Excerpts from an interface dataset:

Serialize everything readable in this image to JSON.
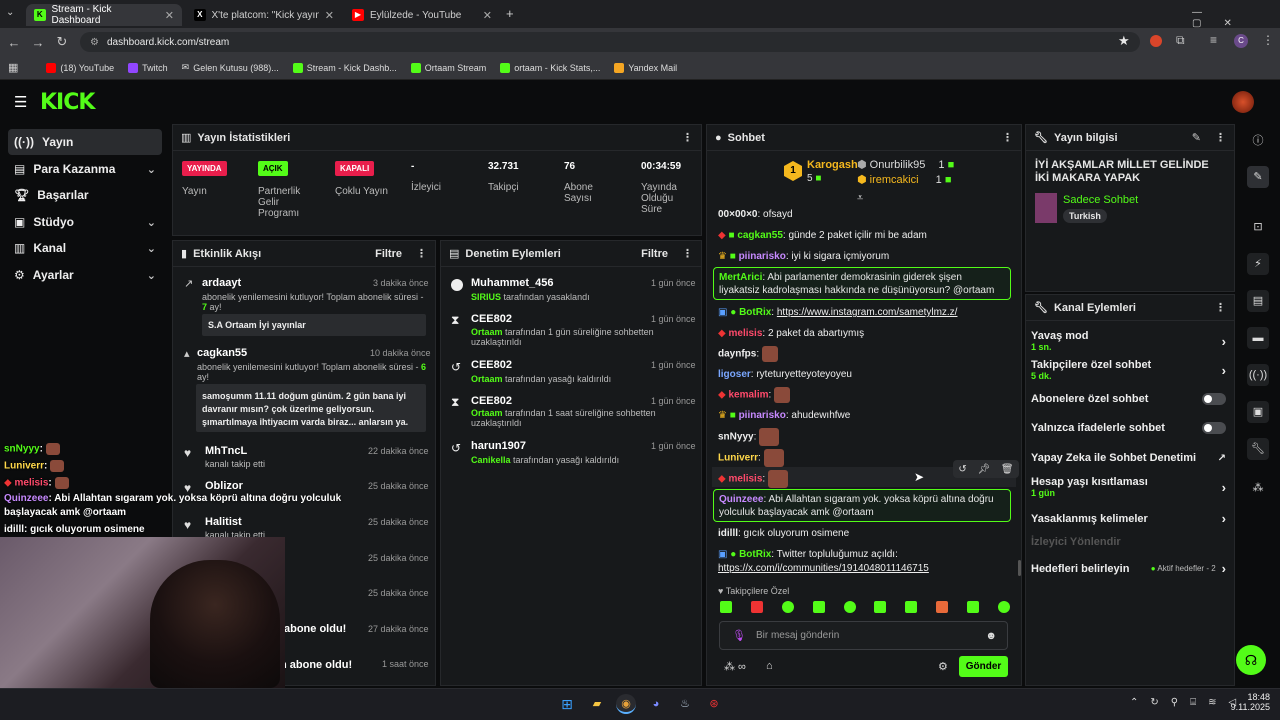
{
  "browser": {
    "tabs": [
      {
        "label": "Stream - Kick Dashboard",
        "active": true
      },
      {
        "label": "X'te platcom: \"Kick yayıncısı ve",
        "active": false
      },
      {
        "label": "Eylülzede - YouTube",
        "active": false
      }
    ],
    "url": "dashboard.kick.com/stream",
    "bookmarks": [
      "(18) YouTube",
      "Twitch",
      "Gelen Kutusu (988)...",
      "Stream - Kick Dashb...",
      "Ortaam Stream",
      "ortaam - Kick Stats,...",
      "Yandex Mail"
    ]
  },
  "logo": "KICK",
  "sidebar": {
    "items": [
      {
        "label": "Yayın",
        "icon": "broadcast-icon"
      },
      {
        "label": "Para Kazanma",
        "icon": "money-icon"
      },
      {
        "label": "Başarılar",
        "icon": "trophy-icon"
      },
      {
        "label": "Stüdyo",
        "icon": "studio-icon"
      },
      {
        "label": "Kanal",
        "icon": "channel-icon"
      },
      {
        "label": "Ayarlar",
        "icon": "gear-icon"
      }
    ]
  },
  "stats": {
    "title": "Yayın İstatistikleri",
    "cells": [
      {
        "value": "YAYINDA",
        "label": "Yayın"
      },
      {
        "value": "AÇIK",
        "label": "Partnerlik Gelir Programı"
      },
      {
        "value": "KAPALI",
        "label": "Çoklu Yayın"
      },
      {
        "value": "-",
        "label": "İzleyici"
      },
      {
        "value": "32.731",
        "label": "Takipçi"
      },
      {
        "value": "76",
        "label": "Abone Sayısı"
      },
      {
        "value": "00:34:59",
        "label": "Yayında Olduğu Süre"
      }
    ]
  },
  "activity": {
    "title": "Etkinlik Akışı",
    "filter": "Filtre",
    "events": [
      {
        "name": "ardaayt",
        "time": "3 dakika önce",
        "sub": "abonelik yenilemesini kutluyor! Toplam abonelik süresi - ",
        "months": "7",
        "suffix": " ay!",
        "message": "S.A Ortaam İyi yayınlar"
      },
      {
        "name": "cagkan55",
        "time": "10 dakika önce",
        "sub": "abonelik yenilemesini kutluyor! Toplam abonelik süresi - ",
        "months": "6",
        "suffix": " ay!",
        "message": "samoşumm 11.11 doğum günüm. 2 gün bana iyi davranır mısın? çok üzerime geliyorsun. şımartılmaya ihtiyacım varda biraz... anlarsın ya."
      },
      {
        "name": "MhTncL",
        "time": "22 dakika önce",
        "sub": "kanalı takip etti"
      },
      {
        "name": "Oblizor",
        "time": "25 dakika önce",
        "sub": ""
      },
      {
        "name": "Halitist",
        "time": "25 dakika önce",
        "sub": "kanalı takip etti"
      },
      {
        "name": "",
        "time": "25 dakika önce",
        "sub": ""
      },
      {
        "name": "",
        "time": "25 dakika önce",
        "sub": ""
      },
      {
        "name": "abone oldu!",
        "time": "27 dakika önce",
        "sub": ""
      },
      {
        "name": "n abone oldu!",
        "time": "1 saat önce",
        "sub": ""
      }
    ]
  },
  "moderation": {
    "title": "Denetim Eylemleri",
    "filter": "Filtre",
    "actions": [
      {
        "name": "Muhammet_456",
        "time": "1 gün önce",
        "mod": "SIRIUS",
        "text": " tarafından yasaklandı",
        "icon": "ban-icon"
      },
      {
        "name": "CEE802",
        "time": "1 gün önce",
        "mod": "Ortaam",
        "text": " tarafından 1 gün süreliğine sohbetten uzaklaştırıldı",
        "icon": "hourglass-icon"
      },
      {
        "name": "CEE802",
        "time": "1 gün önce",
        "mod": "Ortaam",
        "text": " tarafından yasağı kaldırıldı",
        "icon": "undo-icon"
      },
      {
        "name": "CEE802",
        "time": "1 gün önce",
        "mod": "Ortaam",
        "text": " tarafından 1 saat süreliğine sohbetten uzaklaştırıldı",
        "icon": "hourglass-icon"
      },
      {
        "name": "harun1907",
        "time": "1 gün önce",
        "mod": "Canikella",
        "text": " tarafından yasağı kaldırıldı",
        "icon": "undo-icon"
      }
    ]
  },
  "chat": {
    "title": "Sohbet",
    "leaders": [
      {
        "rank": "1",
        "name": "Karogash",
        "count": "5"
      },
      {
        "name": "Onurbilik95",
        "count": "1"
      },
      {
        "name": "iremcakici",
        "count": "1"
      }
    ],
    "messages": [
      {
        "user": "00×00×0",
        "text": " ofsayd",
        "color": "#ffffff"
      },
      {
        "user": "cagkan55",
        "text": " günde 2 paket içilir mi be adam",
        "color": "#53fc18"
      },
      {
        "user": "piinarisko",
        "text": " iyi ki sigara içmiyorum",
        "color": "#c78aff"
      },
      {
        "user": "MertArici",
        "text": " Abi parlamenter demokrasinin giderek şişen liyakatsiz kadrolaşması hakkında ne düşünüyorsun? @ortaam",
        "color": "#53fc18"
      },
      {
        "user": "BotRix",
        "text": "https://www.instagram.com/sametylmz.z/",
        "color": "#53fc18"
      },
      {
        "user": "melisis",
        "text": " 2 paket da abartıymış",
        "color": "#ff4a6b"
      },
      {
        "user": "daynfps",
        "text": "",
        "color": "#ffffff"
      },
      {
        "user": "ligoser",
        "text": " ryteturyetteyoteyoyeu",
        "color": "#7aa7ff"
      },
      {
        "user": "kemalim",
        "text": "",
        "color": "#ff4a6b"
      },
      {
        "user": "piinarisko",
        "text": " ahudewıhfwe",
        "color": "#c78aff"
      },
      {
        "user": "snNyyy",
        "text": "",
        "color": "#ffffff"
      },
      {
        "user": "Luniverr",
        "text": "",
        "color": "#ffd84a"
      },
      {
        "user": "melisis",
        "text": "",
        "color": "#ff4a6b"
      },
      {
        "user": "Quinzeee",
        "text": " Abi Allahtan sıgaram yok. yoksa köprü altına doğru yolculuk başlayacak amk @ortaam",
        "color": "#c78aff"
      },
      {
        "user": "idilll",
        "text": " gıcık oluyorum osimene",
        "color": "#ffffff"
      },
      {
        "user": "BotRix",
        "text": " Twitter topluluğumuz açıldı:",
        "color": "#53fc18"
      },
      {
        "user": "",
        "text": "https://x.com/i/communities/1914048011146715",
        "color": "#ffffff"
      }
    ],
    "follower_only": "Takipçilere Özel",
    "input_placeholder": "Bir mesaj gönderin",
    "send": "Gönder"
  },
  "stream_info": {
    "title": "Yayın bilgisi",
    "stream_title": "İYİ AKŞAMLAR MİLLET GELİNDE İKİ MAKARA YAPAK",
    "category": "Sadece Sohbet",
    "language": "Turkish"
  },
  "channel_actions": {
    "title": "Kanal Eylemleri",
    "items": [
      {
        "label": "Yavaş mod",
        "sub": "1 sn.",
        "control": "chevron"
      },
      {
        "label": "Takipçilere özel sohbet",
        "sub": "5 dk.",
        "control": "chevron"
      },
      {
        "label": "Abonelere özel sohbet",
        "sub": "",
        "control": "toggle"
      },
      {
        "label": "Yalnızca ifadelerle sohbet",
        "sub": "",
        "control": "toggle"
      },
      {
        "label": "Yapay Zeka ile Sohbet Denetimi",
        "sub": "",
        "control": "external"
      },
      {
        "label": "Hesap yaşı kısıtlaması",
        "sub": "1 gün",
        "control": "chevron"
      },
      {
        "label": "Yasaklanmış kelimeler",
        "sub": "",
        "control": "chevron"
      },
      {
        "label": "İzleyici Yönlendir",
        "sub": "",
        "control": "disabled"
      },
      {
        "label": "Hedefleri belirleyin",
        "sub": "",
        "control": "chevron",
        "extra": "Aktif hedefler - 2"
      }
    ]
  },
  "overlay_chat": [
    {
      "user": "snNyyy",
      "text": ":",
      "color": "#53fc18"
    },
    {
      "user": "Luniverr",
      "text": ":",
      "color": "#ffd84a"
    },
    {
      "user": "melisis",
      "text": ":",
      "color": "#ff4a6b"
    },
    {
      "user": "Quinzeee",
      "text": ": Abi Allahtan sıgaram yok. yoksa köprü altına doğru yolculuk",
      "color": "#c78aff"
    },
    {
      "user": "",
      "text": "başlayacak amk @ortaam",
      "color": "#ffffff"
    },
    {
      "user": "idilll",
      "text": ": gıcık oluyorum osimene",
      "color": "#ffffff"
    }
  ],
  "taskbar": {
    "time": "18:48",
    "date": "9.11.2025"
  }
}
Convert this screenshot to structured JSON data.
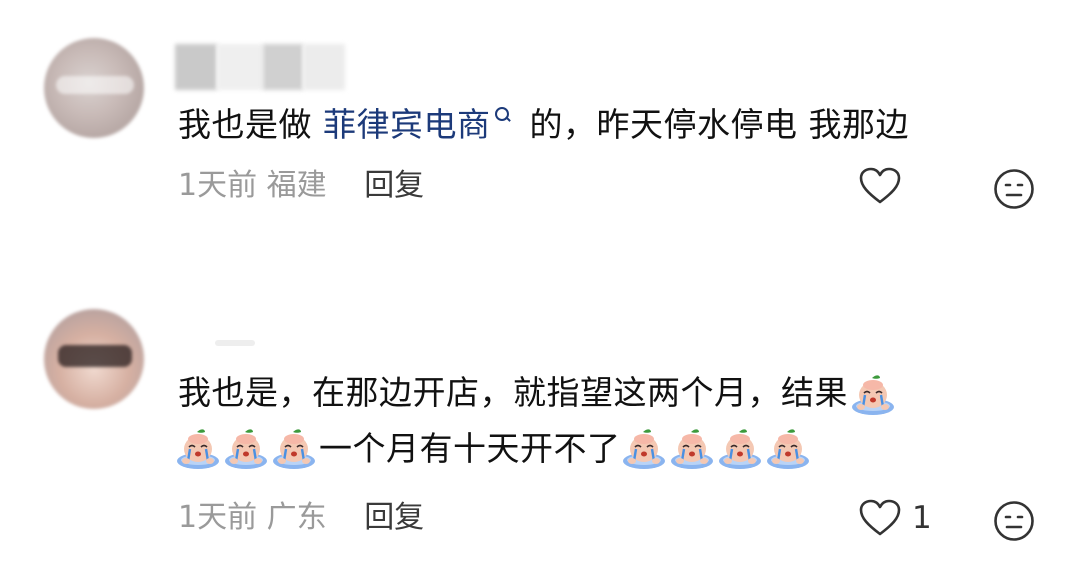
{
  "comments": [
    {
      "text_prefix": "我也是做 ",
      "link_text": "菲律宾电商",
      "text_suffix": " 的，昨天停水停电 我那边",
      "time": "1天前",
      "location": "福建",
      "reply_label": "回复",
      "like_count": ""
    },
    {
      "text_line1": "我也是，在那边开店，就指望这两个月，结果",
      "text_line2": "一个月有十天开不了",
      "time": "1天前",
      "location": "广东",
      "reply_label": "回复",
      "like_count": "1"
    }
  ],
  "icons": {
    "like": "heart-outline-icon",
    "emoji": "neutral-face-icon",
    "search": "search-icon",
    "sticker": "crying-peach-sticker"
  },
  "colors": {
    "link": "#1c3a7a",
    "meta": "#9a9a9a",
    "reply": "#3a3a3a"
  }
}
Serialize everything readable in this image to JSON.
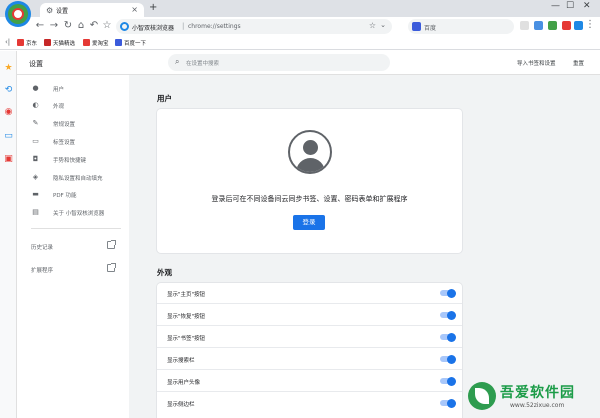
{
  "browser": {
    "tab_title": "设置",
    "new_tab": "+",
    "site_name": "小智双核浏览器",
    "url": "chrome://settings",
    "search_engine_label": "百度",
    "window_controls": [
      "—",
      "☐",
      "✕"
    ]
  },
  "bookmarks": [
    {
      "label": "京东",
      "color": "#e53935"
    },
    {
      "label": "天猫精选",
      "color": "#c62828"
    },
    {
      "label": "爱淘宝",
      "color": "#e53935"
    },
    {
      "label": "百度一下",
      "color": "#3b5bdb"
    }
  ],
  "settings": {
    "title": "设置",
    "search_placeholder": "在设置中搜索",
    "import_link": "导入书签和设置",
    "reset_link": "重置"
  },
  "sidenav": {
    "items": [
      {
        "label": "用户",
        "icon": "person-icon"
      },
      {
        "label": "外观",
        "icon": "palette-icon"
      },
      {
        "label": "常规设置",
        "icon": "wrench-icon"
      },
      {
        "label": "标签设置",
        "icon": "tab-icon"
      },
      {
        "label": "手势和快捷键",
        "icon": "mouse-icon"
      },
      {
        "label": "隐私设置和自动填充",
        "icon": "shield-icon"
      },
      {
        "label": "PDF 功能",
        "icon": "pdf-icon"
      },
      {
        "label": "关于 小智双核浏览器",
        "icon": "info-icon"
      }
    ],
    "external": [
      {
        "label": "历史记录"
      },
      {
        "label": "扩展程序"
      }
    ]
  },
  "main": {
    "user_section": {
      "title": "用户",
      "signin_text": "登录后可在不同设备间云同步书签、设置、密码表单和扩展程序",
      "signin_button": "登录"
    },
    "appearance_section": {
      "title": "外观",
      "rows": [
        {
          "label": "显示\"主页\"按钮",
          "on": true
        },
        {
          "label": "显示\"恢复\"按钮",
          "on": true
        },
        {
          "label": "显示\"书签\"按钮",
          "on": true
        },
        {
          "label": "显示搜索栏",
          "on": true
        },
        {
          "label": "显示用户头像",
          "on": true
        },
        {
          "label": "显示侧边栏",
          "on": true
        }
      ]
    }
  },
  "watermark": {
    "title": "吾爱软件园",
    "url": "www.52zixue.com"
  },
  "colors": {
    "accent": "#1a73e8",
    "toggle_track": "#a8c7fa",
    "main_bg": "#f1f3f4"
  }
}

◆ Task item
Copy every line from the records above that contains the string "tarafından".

◆ Answer to the exercise
        "text": " tarafından yasaklandı",
        "text": " tarafından 1 gün süreliğine sohbetten uzaklaştırıldı",
        "text": " tarafından yasağı kaldırıldı",
        "text": " tarafından 1 saat süreliğine sohbetten uzaklaştırıldı",
        "text": " tarafından yasağı kaldırıldı",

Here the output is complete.